:: Task directions ::
Find the string "Python" in the records. Copy each line that has it.
---------- Extracted records
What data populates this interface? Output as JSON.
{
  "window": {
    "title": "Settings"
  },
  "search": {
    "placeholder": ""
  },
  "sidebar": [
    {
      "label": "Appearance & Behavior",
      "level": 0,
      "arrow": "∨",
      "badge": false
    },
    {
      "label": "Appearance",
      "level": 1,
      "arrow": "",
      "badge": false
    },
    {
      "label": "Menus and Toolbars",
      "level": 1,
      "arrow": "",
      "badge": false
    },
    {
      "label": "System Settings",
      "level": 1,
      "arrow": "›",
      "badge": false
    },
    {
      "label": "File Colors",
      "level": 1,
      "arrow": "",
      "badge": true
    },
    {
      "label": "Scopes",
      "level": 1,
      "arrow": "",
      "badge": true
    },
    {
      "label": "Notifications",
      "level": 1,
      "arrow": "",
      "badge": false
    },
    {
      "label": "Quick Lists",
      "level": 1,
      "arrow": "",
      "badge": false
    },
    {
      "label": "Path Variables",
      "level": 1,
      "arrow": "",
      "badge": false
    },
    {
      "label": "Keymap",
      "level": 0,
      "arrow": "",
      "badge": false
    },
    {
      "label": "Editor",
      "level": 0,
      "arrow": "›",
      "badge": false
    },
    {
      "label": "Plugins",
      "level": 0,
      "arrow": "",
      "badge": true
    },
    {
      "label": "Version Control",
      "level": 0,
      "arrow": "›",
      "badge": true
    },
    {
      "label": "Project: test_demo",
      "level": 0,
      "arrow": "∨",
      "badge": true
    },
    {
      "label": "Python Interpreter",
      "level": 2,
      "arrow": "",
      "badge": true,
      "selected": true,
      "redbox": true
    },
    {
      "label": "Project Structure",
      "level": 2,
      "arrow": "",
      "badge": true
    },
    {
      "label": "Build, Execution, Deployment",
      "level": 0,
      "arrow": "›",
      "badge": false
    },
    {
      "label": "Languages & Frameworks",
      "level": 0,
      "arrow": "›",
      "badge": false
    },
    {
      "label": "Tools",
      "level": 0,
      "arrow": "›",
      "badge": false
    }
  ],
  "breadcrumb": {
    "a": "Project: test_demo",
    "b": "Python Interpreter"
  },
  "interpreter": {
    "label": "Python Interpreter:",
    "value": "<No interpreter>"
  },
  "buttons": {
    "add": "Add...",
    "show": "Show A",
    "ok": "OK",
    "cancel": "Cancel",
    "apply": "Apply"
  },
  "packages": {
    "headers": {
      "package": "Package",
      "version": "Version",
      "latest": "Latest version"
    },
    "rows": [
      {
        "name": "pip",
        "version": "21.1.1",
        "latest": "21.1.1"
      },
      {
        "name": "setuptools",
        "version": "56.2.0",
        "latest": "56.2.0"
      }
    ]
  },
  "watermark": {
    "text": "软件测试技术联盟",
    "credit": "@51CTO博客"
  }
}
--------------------
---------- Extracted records
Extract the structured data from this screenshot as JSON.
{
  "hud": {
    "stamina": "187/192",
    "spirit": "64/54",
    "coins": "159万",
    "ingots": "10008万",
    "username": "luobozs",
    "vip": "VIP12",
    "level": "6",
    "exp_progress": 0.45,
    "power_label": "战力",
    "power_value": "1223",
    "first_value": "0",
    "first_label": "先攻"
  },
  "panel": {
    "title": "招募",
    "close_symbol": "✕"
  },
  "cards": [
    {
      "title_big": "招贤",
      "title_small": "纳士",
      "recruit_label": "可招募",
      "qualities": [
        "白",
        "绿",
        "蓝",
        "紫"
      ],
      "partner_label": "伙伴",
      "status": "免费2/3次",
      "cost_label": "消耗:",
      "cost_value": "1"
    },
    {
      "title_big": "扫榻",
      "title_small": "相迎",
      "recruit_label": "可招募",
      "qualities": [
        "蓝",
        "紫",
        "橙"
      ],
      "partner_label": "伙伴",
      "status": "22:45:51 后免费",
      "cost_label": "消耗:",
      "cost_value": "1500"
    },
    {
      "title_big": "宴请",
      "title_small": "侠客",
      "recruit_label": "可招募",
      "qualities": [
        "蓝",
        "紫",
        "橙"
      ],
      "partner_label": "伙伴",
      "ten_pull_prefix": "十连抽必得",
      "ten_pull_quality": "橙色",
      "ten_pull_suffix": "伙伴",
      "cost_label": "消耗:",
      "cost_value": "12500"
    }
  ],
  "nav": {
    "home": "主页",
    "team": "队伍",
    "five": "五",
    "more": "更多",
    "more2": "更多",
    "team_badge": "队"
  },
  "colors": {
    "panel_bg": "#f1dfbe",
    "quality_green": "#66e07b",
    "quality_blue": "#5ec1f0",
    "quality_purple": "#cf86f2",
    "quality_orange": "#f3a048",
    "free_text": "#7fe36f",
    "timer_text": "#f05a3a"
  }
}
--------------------
:: Result of this task ::
      "label": "Python Interpreter",
    "b": "Python Interpreter"
    "label": "Python Interpreter:",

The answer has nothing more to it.